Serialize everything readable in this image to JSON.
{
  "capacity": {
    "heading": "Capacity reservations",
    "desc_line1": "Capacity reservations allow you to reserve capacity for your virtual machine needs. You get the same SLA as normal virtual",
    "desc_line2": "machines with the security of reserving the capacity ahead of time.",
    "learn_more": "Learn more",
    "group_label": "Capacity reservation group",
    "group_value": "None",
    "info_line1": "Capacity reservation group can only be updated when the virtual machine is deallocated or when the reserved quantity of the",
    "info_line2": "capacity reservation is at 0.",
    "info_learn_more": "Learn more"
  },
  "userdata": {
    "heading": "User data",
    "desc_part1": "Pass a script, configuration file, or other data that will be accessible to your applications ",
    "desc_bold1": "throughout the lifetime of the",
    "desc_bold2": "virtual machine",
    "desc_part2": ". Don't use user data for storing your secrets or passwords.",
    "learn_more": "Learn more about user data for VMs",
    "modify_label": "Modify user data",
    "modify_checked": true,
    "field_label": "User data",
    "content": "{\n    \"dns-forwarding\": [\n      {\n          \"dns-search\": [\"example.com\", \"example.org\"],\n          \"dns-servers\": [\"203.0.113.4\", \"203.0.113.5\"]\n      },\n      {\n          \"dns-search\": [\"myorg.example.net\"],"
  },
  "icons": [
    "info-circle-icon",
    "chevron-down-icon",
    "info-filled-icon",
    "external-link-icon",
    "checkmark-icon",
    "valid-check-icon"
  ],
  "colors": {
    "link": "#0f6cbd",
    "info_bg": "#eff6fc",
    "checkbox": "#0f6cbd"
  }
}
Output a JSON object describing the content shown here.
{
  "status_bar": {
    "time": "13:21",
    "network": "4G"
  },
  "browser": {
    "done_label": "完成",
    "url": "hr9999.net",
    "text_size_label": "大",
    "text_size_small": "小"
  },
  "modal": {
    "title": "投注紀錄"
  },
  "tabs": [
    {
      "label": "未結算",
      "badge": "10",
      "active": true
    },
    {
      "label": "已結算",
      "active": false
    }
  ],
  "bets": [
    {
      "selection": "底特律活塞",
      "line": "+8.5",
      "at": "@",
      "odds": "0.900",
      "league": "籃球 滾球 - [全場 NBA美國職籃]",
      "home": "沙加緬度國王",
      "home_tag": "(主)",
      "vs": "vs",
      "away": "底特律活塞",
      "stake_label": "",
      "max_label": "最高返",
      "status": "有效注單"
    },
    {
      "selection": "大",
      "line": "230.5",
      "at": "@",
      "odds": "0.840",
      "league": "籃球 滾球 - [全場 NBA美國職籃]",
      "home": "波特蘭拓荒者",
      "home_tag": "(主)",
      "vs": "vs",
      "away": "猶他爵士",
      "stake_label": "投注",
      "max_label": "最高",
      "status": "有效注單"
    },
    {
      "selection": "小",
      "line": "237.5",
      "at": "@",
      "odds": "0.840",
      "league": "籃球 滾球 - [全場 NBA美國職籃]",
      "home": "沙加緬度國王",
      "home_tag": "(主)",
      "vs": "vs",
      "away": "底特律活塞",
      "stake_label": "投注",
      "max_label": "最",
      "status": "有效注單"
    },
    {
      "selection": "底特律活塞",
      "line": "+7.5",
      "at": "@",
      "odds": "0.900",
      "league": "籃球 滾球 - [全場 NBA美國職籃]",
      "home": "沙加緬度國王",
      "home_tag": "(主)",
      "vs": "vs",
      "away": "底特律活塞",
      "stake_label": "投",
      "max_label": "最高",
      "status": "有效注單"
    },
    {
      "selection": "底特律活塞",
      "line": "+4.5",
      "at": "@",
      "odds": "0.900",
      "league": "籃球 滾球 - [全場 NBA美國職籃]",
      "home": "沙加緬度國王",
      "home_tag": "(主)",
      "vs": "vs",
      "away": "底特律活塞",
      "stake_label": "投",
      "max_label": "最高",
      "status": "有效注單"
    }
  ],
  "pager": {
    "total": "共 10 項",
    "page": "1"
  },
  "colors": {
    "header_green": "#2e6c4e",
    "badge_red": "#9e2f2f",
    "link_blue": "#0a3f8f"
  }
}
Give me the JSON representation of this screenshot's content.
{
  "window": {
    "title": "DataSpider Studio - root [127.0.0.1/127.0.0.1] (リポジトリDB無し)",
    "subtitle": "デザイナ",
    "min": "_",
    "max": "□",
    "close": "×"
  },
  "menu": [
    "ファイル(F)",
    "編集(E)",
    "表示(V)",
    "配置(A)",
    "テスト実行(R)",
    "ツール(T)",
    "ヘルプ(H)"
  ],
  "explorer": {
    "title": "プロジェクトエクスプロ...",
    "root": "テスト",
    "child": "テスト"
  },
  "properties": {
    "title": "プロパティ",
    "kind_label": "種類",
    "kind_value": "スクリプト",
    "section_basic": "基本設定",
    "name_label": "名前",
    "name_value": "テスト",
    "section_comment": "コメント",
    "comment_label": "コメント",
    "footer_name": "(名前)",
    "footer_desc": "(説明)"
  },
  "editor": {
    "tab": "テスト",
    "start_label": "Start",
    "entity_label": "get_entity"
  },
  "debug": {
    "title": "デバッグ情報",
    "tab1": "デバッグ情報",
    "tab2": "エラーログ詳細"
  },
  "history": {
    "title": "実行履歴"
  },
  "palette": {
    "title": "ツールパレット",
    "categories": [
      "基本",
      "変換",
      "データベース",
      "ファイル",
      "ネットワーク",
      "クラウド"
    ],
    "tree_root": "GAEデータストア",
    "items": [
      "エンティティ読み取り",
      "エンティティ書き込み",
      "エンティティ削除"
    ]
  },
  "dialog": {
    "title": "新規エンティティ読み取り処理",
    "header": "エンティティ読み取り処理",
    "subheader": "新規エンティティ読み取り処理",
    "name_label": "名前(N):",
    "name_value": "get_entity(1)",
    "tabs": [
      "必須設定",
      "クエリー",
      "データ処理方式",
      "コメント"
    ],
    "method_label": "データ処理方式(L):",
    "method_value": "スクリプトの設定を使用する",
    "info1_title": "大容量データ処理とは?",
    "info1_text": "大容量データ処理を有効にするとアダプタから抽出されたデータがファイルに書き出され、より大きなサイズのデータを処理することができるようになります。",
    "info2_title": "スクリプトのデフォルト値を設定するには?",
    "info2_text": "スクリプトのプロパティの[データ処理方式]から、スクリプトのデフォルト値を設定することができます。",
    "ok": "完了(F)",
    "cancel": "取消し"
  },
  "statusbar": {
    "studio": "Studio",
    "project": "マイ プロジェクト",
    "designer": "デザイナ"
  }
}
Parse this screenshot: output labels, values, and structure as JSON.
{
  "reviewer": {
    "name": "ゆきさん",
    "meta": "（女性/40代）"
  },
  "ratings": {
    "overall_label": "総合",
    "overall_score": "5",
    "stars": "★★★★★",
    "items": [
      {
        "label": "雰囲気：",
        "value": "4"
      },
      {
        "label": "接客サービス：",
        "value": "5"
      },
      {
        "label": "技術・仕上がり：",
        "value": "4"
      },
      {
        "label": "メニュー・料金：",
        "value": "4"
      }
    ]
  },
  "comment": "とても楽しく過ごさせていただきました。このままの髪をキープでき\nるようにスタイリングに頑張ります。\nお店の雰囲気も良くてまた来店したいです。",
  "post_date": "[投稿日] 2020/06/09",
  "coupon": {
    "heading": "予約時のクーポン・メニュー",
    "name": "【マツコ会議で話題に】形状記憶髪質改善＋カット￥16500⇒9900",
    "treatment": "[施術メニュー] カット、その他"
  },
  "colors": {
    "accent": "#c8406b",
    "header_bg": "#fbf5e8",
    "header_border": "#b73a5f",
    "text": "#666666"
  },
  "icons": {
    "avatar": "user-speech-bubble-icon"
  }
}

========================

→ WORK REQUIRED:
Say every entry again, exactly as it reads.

→ YOUR SOLUTION:
Serialize everything readable in this image to JSON.
{
  "capacity": {
    "heading": "Capacity reservations",
    "desc_line1": "Capacity reservations allow you to reserve capacity for your virtual machine needs. You get the same SLA as normal virtual",
    "desc_line2": "machines with the security of reserving the capacity ahead of time.",
    "learn_more": "Learn more",
    "group_label": "Capacity reservation group",
    "group_value": "None",
    "info_line1": "Capacity reservation group can only be updated when the virtual machine is deallocated or when the reserved quantity of the",
    "info_line2": "capacity reservation is at 0.",
    "info_learn_more": "Learn more"
  },
  "userdata": {
    "heading": "User data",
    "desc_part1": "Pass a script, configuration file, or other data that will be accessible to your applications ",
    "desc_bold1": "throughout the lifetime of the",
    "desc_bold2": "virtual machine",
    "desc_part2": ". Don't use user data for storing your secrets or passwords.",
    "learn_more": "Learn more about user data for VMs",
    "modify_label": "Modify user data",
    "modify_checked": true,
    "field_label": "User data",
    "content": "{\n    \"dns-forwarding\": [\n      {\n          \"dns-search\": [\"example.com\", \"example.org\"],\n          \"dns-servers\": [\"203.0.113.4\", \"203.0.113.5\"]\n      },\n      {\n          \"dns-search\": [\"myorg.example.net\"],"
  },
  "icons": [
    "info-circle-icon",
    "chevron-down-icon",
    "info-filled-icon",
    "external-link-icon",
    "checkmark-icon",
    "valid-check-icon"
  ],
  "colors": {
    "link": "#0f6cbd",
    "info_bg": "#eff6fc",
    "checkbox": "#0f6cbd"
  }
}
Output a JSON object describing the content shown here.
{
  "status_bar": {
    "time": "13:21",
    "network": "4G"
  },
  "browser": {
    "done_label": "完成",
    "url": "hr9999.net",
    "text_size_label": "大",
    "text_size_small": "小"
  },
  "modal": {
    "title": "投注紀錄"
  },
  "tabs": [
    {
      "label": "未結算",
      "badge": "10",
      "active": true
    },
    {
      "label": "已結算",
      "active": false
    }
  ],
  "bets": [
    {
      "selection": "底特律活塞",
      "line": "+8.5",
      "at": "@",
      "odds": "0.900",
      "league": "籃球 滾球 - [全場 NBA美國職籃]",
      "home": "沙加緬度國王",
      "home_tag": "(主)",
      "vs": "vs",
      "away": "底特律活塞",
      "stake_label": "",
      "max_label": "最高返",
      "status": "有效注單"
    },
    {
      "selection": "大",
      "line": "230.5",
      "at": "@",
      "odds": "0.840",
      "league": "籃球 滾球 - [全場 NBA美國職籃]",
      "home": "波特蘭拓荒者",
      "home_tag": "(主)",
      "vs": "vs",
      "away": "猶他爵士",
      "stake_label": "投注",
      "max_label": "最高",
      "status": "有效注單"
    },
    {
      "selection": "小",
      "line": "237.5",
      "at": "@",
      "odds": "0.840",
      "league": "籃球 滾球 - [全場 NBA美國職籃]",
      "home": "沙加緬度國王",
      "home_tag": "(主)",
      "vs": "vs",
      "away": "底特律活塞",
      "stake_label": "投注",
      "max_label": "最",
      "status": "有效注單"
    },
    {
      "selection": "底特律活塞",
      "line": "+7.5",
      "at": "@",
      "odds": "0.900",
      "league": "籃球 滾球 - [全場 NBA美國職籃]",
      "home": "沙加緬度國王",
      "home_tag": "(主)",
      "vs": "vs",
      "away": "底特律活塞",
      "stake_label": "投",
      "max_label": "最高",
      "status": "有效注單"
    },
    {
      "selection": "底特律活塞",
      "line": "+4.5",
      "at": "@",
      "odds": "0.900",
      "league": "籃球 滾球 - [全場 NBA美國職籃]",
      "home": "沙加緬度國王",
      "home_tag": "(主)",
      "vs": "vs",
      "away": "底特律活塞",
      "stake_label": "投",
      "max_label": "最高",
      "status": "有效注單"
    }
  ],
  "pager": {
    "total": "共 10 項",
    "page": "1"
  },
  "colors": {
    "header_green": "#2e6c4e",
    "badge_red": "#9e2f2f",
    "link_blue": "#0a3f8f"
  }
}
Give me the JSON representation of this screenshot's content.
{
  "window": {
    "title": "DataSpider Studio - root [127.0.0.1/127.0.0.1] (リポジトリDB無し)",
    "subtitle": "デザイナ",
    "min": "_",
    "max": "□",
    "close": "×"
  },
  "menu": [
    "ファイル(F)",
    "編集(E)",
    "表示(V)",
    "配置(A)",
    "テスト実行(R)",
    "ツール(T)",
    "ヘルプ(H)"
  ],
  "explorer": {
    "title": "プロジェクトエクスプロ...",
    "root": "テスト",
    "child": "テスト"
  },
  "properties": {
    "title": "プロパティ",
    "kind_label": "種類",
    "kind_value": "スクリプト",
    "section_basic": "基本設定",
    "name_label": "名前",
    "name_value": "テスト",
    "section_comment": "コメント",
    "comment_label": "コメント",
    "footer_name": "(名前)",
    "footer_desc": "(説明)"
  },
  "editor": {
    "tab": "テスト",
    "start_label": "Start",
    "entity_label": "get_entity"
  },
  "debug": {
    "title": "デバッグ情報",
    "tab1": "デバッグ情報",
    "tab2": "エラーログ詳細"
  },
  "history": {
    "title": "実行履歴"
  },
  "palette": {
    "title": "ツールパレット",
    "categories": [
      "基本",
      "変換",
      "データベース",
      "ファイル",
      "ネットワーク",
      "クラウド"
    ],
    "tree_root": "GAEデータストア",
    "items": [
      "エンティティ読み取り",
      "エンティティ書き込み",
      "エンティティ削除"
    ]
  },
  "dialog": {
    "title": "新規エンティティ読み取り処理",
    "header": "エンティティ読み取り処理",
    "subheader": "新規エンティティ読み取り処理",
    "name_label": "名前(N):",
    "name_value": "get_entity(1)",
    "tabs": [
      "必須設定",
      "クエリー",
      "データ処理方式",
      "コメント"
    ],
    "method_label": "データ処理方式(L):",
    "method_value": "スクリプトの設定を使用する",
    "info1_title": "大容量データ処理とは?",
    "info1_text": "大容量データ処理を有効にするとアダプタから抽出されたデータがファイルに書き出され、より大きなサイズのデータを処理することができるようになります。",
    "info2_title": "スクリプトのデフォルト値を設定するには?",
    "info2_text": "スクリプトのプロパティの[データ処理方式]から、スクリプトのデフォルト値を設定することができます。",
    "ok": "完了(F)",
    "cancel": "取消し"
  },
  "statusbar": {
    "studio": "Studio",
    "project": "マイ プロジェクト",
    "designer": "デザイナ"
  }
}
Parse this screenshot: output labels, values, and structure as JSON.
{
  "reviewer": {
    "name": "ゆきさん",
    "meta": "（女性/40代）"
  },
  "ratings": {
    "overall_label": "総合",
    "overall_score": "5",
    "stars": "★★★★★",
    "items": [
      {
        "label": "雰囲気：",
        "value": "4"
      },
      {
        "label": "接客サービス：",
        "value": "5"
      },
      {
        "label": "技術・仕上がり：",
        "value": "4"
      },
      {
        "label": "メニュー・料金：",
        "value": "4"
      }
    ]
  },
  "comment": "とても楽しく過ごさせていただきました。このままの髪をキープでき\nるようにスタイリングに頑張ります。\nお店の雰囲気も良くてまた来店したいです。",
  "post_date": "[投稿日] 2020/06/09",
  "coupon": {
    "heading": "予約時のクーポン・メニュー",
    "name": "【マツコ会議で話題に】形状記憶髪質改善＋カット￥16500⇒9900",
    "treatment": "[施術メニュー] カット、その他"
  },
  "colors": {
    "accent": "#c8406b",
    "header_bg": "#fbf5e8",
    "header_border": "#b73a5f",
    "text": "#666666"
  },
  "icons": {
    "avatar": "user-speech-bubble-icon"
  }
}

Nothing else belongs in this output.